Methods Injuries were produced by a pneumatic impactor. Treatment animals received anti-CD11B after injury. Neurologic functioning was quantitated at 1, 12, and 24 hours after injury. Neutrophil migration was assessed with the myeloperoxidase assay.

Results Neutrophil influx was increased in injured cortex after trauma. Anti-CD11B significantly reduced neutrophil influx. There was no significant improvement in neurologic functioning after MAb administration.

Conclusions These results show there is marked neutrophil response to injury as produced with the pneumatic contusion model. This migration may be significantly attenuated by administration of a anti-CD11B.

From the University of North Carolina-Chapel Hill Division of Neurosurgery (K.D.W.), Chapel Hill, North Carolina; Nathan Kline Institute for Psychiatric Research (C.A.B.), Orangeburg, New York; Department of Biomedical Engineering (L.H.), University of Michigan, Ann Arbor, Michigan; Department of Pathology (C.H.M.), University of California-Davis, Davis, California; and (K.B.Q.) Lewiston, Maine.
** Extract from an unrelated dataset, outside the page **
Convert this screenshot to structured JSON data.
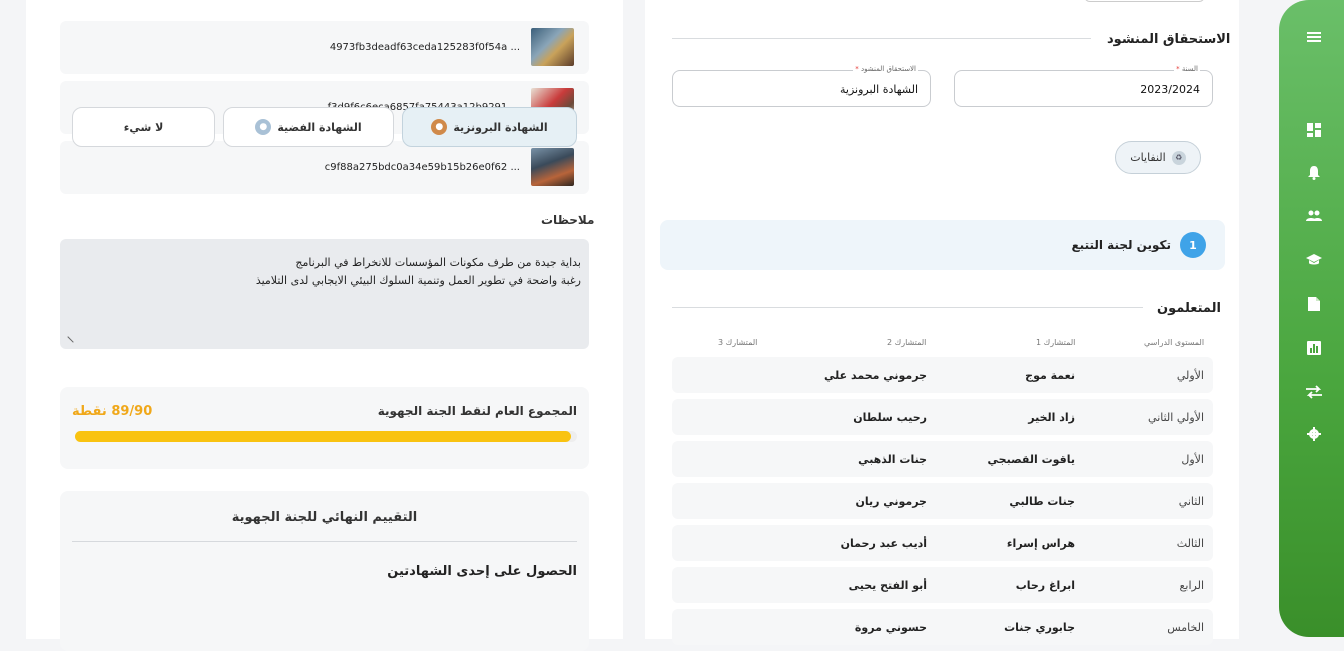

Address for reprints: Kyle D. Weaver, MD, Division of Neurosurgery, University of North Carolina-Chapel Hill, 148 Burnett-Womack/CB#7060, Chapel Hill, NC 27599-7060.

Submitted for publication October 4, 1999.

Accepted for publication March 1, 2000.

This work was supported by the Distinguished Medical Scholars Program of the University of North Carolina-Chapel Hill School of Medicine.

© 2000 Lippincott Williams & Wilkins, Inc.